The 39th annual Los Angeles Asian Pacific Film Festival had lots of shorts and a bunch of movies to enjoy. It wasn’t too hard to decide on what to check out since, like other events worldwide, to restart properly following the global health scare is tough. To begin, I’ll look at my three most favourite shorts, and although two of them follow upon a similar theme, just where it goes is different:
Mom, If I Were a Vampire
Wen (Ting Chiu) doesn’t want to be a momma’s girl, and life at school is rough in other departments. But when she gets in with the right crowd, with Jo (Yu-Xuan Wang) as the “it” girl, the friendship forged is no different from what I recall from Vampire Princess Miyu, a classic anime I have fond memories of.
Although there’s no similar character dynamic since most of the manga and animated series involved the title role without a human companion, what’s presented here would make for a good jumping in point for a live-action adaptation! In this case, it’s to expand upon. The LGTBQ angle isn’t anything new, but how its handled is quite deft!
In what the two characters encounter are bullies and stalkers. Also, I think Wen wants to be turned. She has a lot of feelings to get out and to explore that requires a longer story. This piece made by Deborah Devyn Chuang is certainly worth seeking for the neo-noir colour aesthetics!
After THE LAST ROCKSTARS, there’s now Yoshiki Classical World Tour 10th Anniversary with Orchestra 2023 Requiem! ’nuff said.
YOSHIKI definitely doesn’t want to slow down following the success of many recent endeavours. Not only is he the leader of THE LAST ROCKSTARS which had a stellar debut and show last February, he’s ready for more! Yoshiki Classical World Tour 10th Anniversary with Orchestra 2023 Requiem promises to be big, and he’s headed to Tokyo Garden Theatre (Tokyo), Royal Albert Hall (London), Dolby Theatre (L.A.), and Carnegie Hall (New York).
The details were announced last week and what’s revealed is that he’ll not only recreate the magic from classical composers Beethoven, Chopin, Tchaikovsky, and Rachmaninoff, but also play at these historic centres famous for their acoustics. This tour will be the first time a Japanese artist has headlined at these venues (technically second for Carnegie), and this concert will celebrate the tenth anniversary of his Yoshiki Classical album which reached #1 on iTunes Classical charts in 10 countries.
Weiye Su is a Chinese-Canadian filmmaker with a goal, and that’s to dispel the myths concerning the underground tunnels that exist underneath the city of Moosejaw, Saskatchewan. What’s offered is a falsehood.

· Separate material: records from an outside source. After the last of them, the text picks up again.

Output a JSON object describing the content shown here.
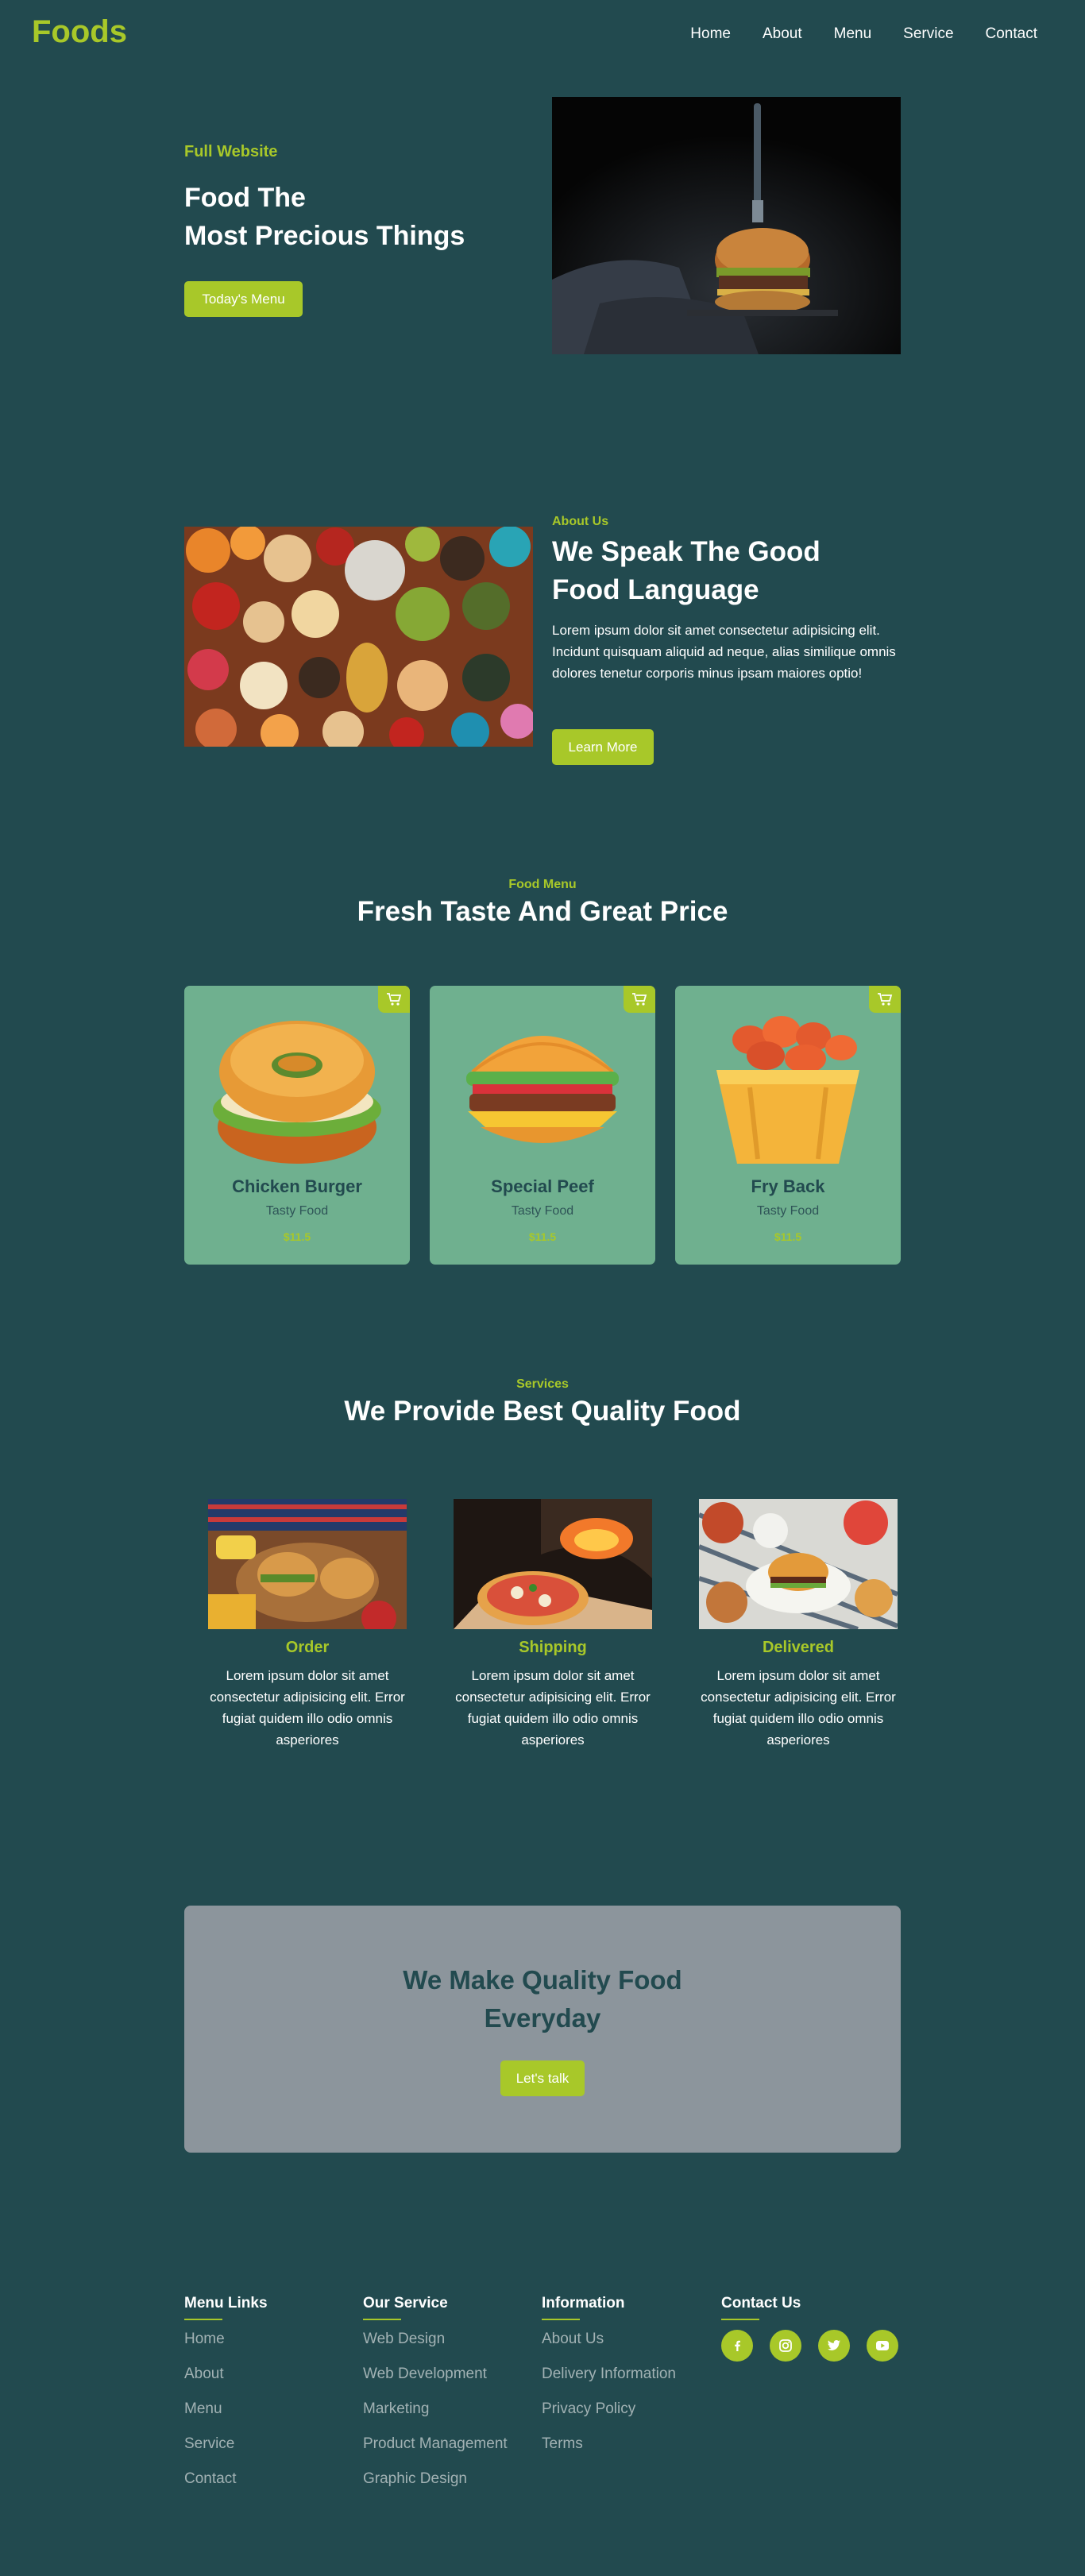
{
  "header": {
    "logo": "Foods",
    "nav": [
      "Home",
      "About",
      "Menu",
      "Service",
      "Contact"
    ]
  },
  "hero": {
    "eyebrow": "Full Website",
    "title_line1": "Food The",
    "title_line2": "Most Precious Things",
    "button": "Today's Menu"
  },
  "about": {
    "eyebrow": "About Us",
    "title_line1": "We Speak The Good",
    "title_line2": "Food Language",
    "text": "Lorem ipsum dolor sit amet consectetur adipisicing elit. Incidunt quisquam aliquid ad neque, alias similique omnis dolores tenetur corporis minus ipsam maiores optio!",
    "button": "Learn More"
  },
  "menu": {
    "eyebrow": "Food Menu",
    "title": "Fresh Taste And Great Price",
    "items": [
      {
        "name": "Chicken Burger",
        "sub": "Tasty Food",
        "price": "$11.5"
      },
      {
        "name": "Special Peef",
        "sub": "Tasty Food",
        "price": "$11.5"
      },
      {
        "name": "Fry Back",
        "sub": "Tasty Food",
        "price": "$11.5"
      }
    ]
  },
  "services": {
    "eyebrow": "Services",
    "title": "We Provide Best Quality Food",
    "items": [
      {
        "name": "Order",
        "text": "Lorem ipsum dolor sit amet consectetur adipisicing elit. Error fugiat quidem illo odio omnis asperiores"
      },
      {
        "name": "Shipping",
        "text": "Lorem ipsum dolor sit amet consectetur adipisicing elit. Error fugiat quidem illo odio omnis asperiores"
      },
      {
        "name": "Delivered",
        "text": "Lorem ipsum dolor sit amet consectetur adipisicing elit. Error fugiat quidem illo odio omnis asperiores"
      }
    ]
  },
  "cta": {
    "title_line1": "We Make Quality Food",
    "title_line2": "Everyday",
    "button": "Let's talk"
  },
  "footer": {
    "menu_links": {
      "heading": "Menu Links",
      "links": [
        "Home",
        "About",
        "Menu",
        "Service",
        "Contact"
      ]
    },
    "our_service": {
      "heading": "Our Service",
      "links": [
        "Web Design",
        "Web Development",
        "Marketing",
        "Product Management",
        "Graphic Design"
      ]
    },
    "information": {
      "heading": "Information",
      "links": [
        "About Us",
        "Delivery Information",
        "Privacy Policy",
        "Terms"
      ]
    },
    "contact": {
      "heading": "Contact Us",
      "socials": [
        "facebook-icon",
        "instagram-icon",
        "twitter-icon",
        "youtube-icon"
      ]
    }
  },
  "colors": {
    "background": "#224a4f",
    "accent": "#a8c829",
    "card": "#6fb08f",
    "cta": "#8c959c"
  }
}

After his family relocated here many years ago, what he wanted to discover about the past concerning fellow Chinese as this country was being built is important. He knew very early on their stories aren’t as well known, and he’s given one family a chance to be heard in A Passage Beyond Fortune.

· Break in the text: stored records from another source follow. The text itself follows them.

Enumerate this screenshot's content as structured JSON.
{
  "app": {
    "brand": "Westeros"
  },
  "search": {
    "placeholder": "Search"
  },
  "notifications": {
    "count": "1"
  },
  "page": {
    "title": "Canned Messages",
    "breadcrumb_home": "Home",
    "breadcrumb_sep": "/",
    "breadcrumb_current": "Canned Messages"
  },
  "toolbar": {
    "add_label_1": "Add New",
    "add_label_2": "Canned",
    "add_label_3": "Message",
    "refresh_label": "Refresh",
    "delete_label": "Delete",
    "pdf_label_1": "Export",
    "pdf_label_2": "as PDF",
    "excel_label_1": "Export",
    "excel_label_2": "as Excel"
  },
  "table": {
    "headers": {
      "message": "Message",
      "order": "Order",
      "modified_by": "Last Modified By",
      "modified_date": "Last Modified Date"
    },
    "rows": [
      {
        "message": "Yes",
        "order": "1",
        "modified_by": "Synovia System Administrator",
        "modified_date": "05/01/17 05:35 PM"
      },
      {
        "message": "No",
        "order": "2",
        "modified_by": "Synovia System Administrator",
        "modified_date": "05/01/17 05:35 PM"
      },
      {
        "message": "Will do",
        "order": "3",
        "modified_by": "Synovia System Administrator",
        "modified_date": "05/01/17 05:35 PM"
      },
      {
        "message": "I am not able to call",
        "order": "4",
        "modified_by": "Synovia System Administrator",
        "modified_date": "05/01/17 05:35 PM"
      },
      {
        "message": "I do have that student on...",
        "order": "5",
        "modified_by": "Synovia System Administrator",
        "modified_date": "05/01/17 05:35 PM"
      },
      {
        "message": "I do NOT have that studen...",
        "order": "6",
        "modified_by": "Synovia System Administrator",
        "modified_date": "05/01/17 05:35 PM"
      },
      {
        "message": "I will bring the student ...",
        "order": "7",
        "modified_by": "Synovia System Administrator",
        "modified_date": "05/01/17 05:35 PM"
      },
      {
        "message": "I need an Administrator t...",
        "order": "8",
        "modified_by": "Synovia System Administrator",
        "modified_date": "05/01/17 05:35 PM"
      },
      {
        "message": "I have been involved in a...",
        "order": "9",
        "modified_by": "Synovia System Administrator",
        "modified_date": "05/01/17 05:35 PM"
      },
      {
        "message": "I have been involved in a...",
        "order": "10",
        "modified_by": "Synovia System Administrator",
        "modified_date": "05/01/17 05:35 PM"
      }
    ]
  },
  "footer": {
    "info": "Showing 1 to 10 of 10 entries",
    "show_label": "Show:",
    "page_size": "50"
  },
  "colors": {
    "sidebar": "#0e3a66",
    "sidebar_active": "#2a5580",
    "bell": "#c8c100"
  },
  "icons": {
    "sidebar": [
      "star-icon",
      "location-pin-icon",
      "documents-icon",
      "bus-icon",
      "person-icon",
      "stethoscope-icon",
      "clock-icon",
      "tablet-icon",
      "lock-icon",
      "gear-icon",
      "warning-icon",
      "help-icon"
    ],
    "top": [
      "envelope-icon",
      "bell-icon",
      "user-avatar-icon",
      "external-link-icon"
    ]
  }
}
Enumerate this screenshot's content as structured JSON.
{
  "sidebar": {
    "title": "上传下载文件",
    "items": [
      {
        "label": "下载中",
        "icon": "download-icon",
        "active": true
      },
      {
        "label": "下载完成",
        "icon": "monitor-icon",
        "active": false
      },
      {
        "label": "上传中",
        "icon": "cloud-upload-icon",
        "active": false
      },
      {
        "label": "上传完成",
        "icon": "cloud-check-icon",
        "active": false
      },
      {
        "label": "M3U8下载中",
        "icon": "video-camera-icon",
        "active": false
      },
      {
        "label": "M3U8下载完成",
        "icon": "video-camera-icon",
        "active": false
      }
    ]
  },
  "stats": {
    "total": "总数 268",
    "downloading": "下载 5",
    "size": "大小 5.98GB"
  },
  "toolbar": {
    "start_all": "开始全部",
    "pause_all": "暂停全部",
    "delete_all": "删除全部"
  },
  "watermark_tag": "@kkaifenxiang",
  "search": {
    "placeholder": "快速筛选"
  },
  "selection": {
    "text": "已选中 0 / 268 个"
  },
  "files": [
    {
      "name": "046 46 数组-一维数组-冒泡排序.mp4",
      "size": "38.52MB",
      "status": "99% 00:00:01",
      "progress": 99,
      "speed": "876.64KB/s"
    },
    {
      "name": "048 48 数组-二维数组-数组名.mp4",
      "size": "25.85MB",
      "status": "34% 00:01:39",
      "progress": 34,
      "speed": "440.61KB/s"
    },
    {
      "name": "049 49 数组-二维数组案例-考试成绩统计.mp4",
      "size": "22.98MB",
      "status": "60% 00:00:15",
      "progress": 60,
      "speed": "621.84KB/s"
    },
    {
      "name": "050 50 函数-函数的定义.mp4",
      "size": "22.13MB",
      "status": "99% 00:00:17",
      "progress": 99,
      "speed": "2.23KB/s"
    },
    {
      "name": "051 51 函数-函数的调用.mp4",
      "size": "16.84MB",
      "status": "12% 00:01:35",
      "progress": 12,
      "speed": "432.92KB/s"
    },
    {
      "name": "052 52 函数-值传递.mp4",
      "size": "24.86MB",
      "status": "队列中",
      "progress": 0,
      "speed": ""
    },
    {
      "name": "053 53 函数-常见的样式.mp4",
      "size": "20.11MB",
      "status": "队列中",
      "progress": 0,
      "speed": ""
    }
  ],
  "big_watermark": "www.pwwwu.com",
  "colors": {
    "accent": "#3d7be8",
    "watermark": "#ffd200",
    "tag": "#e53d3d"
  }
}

Ultimately, this mini-documentary is about the legacies that those Asians crafted with their own hands. Although the United States is considered a land of opportunities more so than Canada, both have an important place in history. As most scholars know, in those early settlement years and even throughout the Depression, not everyone treated foreigners kindly. This filmmaker’s goal is to explore the proper cultural contexts and reverence, than to present stigmatized notions on what life was like back then. He also recommends reading Brian S. Osborne’s essay, Moose Jaw’s Tunnel Vision: Mystery, History, and the Construction of ‘Canada’s Most Notorious City.’

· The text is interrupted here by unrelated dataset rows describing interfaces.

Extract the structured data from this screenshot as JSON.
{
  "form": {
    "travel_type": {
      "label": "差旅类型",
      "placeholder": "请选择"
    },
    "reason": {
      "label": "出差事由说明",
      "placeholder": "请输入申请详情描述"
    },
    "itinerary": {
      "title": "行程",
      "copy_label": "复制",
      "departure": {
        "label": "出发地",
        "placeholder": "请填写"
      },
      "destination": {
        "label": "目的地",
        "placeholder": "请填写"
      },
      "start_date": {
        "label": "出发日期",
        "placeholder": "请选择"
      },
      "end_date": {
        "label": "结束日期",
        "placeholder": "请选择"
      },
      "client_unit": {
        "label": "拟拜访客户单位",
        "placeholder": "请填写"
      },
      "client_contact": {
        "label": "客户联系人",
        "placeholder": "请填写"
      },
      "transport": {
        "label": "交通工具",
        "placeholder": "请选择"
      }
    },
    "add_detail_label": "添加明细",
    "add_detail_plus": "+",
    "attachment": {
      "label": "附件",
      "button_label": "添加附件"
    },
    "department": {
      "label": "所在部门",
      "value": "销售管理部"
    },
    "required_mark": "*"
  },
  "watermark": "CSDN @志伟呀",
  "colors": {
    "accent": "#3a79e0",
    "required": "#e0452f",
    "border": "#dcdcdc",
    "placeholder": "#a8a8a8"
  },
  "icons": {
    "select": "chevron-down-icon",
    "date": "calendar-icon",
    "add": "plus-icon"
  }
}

All I can hope for is that we have more details in Evil Dead Rise unfold in the same vein as Ghostbusters: Afterlife.
Lee Cronin‘s Evil Dead Rise takes the Sam Raimi’s horror franchise to all new places, and there’s no rhyme or reason behind it. There’s no mention of the deadites, and some new world building has me believing they’ve existed since time immemorial! Even though plenty of character and visual aesthetics from the classic exist in this latest, they felt tacked on than worked into the tale.
A certain formula has to be followed. Characters have to be introduced, the Naturom Demonto needs to be found, and the terror gets awakened. The early movies didn’t go far in terms of what it means to unleash the demons in the psychological sense, but here, we’re treated to a deeper story: